[[Category: Biography]]
 
[[Category: Biography]]
 +
[[Category: Biography - Railways]]
 
[[Category: Births 1830-1839]]
 
[[Category: Births 1830-1839]]
 
[[Category: Deaths 1880-1889]]
 
[[Category: Deaths 1880-1889]]
 
[[Category: Institution of Civil Engineers]]
 
[[Category: Institution of Civil Engineers]]

Latest revision as of 07:17, 3 June 2017

William Jacomb (1831-1887)

1876 Engineer of the South Western Railways[1]


1887 Obituary [2]

WILLIAM JACOMB, the younger son of a good family in easy circumstances, was born in York Street, Portman Square, in 1832.

His education, begun at private schools, was completed at the London University. After spending some time in the workshops, and attending the Science Classes at King’s College, he entered the office of his cousin, Mr. Jacomb-Hood, M. Inst. C.E., at that time the Chief Engineer of the Brighton Railway Company, as a pupil, and remained there until 1851, when he became an articled pupil of the late Mr. I. K. Brunel, V.P. Inst. C.E.

On the expiration of his articles he was employed as an assistant to Mr. Gainsford in the construction of the Paddington Terminus, and subsequently was entrusted with the entire supervision of the building of the 'Great Eastern' steamship at Millwall.

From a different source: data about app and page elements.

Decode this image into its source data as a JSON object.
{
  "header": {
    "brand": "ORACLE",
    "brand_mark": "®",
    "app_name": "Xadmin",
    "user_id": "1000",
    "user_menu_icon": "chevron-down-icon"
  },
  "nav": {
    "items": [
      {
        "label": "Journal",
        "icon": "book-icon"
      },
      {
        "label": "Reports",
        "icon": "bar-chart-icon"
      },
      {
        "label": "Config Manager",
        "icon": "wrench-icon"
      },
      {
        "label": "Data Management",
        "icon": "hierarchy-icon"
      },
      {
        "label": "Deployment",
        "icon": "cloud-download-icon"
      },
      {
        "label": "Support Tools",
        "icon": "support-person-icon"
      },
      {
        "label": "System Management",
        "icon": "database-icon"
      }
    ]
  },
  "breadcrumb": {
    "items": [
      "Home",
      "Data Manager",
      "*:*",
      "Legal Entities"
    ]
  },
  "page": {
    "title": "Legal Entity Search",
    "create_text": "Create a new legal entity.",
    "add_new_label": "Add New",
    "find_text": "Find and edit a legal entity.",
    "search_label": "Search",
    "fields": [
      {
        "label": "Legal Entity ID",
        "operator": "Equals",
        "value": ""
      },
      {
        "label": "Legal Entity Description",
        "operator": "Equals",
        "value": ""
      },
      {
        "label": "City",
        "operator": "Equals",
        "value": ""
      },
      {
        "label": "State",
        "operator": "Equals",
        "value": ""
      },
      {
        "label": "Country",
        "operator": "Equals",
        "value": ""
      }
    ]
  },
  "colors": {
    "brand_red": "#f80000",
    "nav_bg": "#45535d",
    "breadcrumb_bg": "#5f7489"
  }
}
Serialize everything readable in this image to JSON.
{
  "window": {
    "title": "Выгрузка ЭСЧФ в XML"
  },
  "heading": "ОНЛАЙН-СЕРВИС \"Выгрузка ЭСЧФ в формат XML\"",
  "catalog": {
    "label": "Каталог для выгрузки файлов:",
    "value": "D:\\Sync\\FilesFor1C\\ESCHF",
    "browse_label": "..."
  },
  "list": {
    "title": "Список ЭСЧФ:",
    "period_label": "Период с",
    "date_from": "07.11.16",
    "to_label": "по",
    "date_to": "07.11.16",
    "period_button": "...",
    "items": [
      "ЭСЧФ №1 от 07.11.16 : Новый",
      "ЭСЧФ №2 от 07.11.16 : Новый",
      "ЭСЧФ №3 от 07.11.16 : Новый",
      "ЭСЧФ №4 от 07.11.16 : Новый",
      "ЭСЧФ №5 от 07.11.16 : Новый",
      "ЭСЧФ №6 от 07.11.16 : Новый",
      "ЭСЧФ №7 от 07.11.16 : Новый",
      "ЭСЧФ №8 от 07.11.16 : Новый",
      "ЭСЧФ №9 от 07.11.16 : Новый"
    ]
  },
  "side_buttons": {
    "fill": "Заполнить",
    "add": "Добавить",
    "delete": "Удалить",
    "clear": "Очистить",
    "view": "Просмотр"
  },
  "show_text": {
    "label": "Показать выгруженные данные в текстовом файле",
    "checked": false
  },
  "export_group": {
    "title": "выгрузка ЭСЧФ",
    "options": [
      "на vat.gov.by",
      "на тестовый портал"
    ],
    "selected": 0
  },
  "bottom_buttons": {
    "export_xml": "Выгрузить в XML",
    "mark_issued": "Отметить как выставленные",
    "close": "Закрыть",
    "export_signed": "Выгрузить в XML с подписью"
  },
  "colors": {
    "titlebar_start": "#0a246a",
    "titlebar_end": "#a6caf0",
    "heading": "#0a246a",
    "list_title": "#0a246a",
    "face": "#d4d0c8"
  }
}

After Mr. Brunel’s death in 1859, Mr. Jacomb began business on his own account in Westminster, and was largely employed in Parliamentary and other work, taking an active part, at the same time, in the constructive details of the Metropolitan Railway under Sir John Fowler, Past President Inst. C.E., and assisting Mr. Jacomb-Hood in the design and superintendence of the heavy works on the South London and Suburban Lines then in progress for the Brighton and other railway companies.

In 1865 he was invited to join his cousin as a junior partner, and remained in that position, to the satisfaction and advantage of both parties, till the autumn of 1870, when, on a vacancy occurring at the South Western Railway by the resignation of Mr. Strapp, M.Inst.C.E., Mr. Jacomb was appointed the Chief Resident Engineer to that Company, and the partnership was dissolved.

From that time till his sudden death, from apoplexy, in his office at the Waterloo Terminus on the 26th of May, 1887, Mr. Jacomb devoted the whole of his untiring energy and great professional and commercial ability to the interests of his employers, and earned the well-deserved respect and sincere esteem, not only of the Board and his brother officers, but also of the entire Staff in every department. His genial and engaging manners made him a universal favourite with all whom he met, either in business or in society, and materially aided in smoothing away difficulties which invariably arise in dealing officially with public bodies and private interests on behalf of a large and powerful corporation.

Mr. Jacomb's intimate acquaintance with professional details, his organizing power, his ability in combining constructive perfection with true economy, and his rigid integrity and determination to protect the interests of his employers, secured a standing in the profession which few men have attained in so short a time. His early and sudden death literally 'in harness' - was a severe blow to the Directors and officers of the Company, by whom he was valued, not only as a capable adviser and coadjutor in all departments of railway administration, but as a personal friend who could ill be spared and with difficulty replaced.



See Also

Loading...

Sources of Information